Editor’s Note: Leading up to the 40th Anniversary of Title IX on June 23, 2012, SWSG is engaging the voices of women of all ages who have been impacted by this groundbreaking legislation. So far, Diana Cutaia, Linda Driscoll, Founder of Dream Big!, and Susan Golbe have contributed. This month, SWSG’s Director of Process Improvement and Knowledge, Meghan Trombly, reflects on Title IX:
By my freshman year in college, hailing from a small Vermont town where I played soccer with the boys and was treated as an individual, my feminist consciousness had yet to fully develop.  Still, sitting there, the hard cold seats pressing into the backs of my tired legs, I have vivid memories of college administration announcing to all athletes they were cutting several male teams.  The cuts were credited to Title IX compliance issues.  I distinctly remember the uneasy feeling that overwhelmed my senses as other female athletes passionately asserted they did not want the money that was being “reallocated” to them as a result of the cuts.
I don’t remember the exact grounds, perhaps it was due to my bruised ego having been handed a solid defeat by UCONN or Syracuse, perhaps it was my general competitive spirit, that spurred me to so eagerly look forward to additional funding for our team (who, at the time, coincidentally had few scholarships). Yet, enough of the other women were so adamantly against the cuts, that I felt a sense of shame for wanting that money for our sport.
Now, with more experience behind me and with an awakened feminist consciousness, I more fully understand the experience.  The cuts were made in 1998, a full twenty-six years after Title IX was implemented.  That means that administrators had ample time to seek out an alternative solution.  Under Title IX, schools are not required to cut male sports to be in compliance.  In fact, there are three different approaches an institution can take to become compliant:

  1. Provide athletic participation opportunities that are substantially proportionate to the student enrollment. This prong of the test is satisfied when participation opportunities for men and women are “substantially proportionate” to their respective undergraduate enrollment.
  2. Demonstrate a continual expansion of athletic opportunities for the underrepresented sex. This prong of the test is satisfied when an institution has a history and continuing practice of program expansion that is responsive to the developing interests and abilities of the underrepresented sex (typically female).
  3. Accommodate the interest and ability of underrepresented sex.
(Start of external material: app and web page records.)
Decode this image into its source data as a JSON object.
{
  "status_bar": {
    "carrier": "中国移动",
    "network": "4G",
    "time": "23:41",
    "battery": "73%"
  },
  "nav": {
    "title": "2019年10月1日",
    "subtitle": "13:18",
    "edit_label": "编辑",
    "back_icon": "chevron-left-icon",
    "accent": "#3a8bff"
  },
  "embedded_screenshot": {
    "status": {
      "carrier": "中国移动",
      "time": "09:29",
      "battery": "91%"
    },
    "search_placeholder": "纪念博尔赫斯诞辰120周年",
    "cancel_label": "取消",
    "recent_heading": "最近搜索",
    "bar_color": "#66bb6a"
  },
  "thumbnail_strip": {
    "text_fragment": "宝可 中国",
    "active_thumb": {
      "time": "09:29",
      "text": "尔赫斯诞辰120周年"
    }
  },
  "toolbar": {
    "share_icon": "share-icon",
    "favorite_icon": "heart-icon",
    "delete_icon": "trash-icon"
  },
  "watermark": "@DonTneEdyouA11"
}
This prong of the test is satisfied when an institution is meeting the interests and abilities of its female students even where there are disproportionately fewer females than males participating in sports.

As such, Title IX has and is consistently used as a scape goat for poor planning and quick fixes to complicated issues, including budgetary.  Title IX has created many opportunities for girls to engage in athletics.  However, there are obvious challenges associated with the ways in which institutions are implementing Title IX.  In true backlash fashion, men often play the victims of Title IX.  What has been your experience with Title IX?   Have you witnessed the backlash against Title IX?
Further, Title IX’s impact for girls and women goes beyond sports. It is often easy to forget that Title IX supports women’s advancement not just in athletics, but also in academics. In my next post, I’ll explore the legislation’s academic impact.  How have you experienced the impact of Title IX in academics?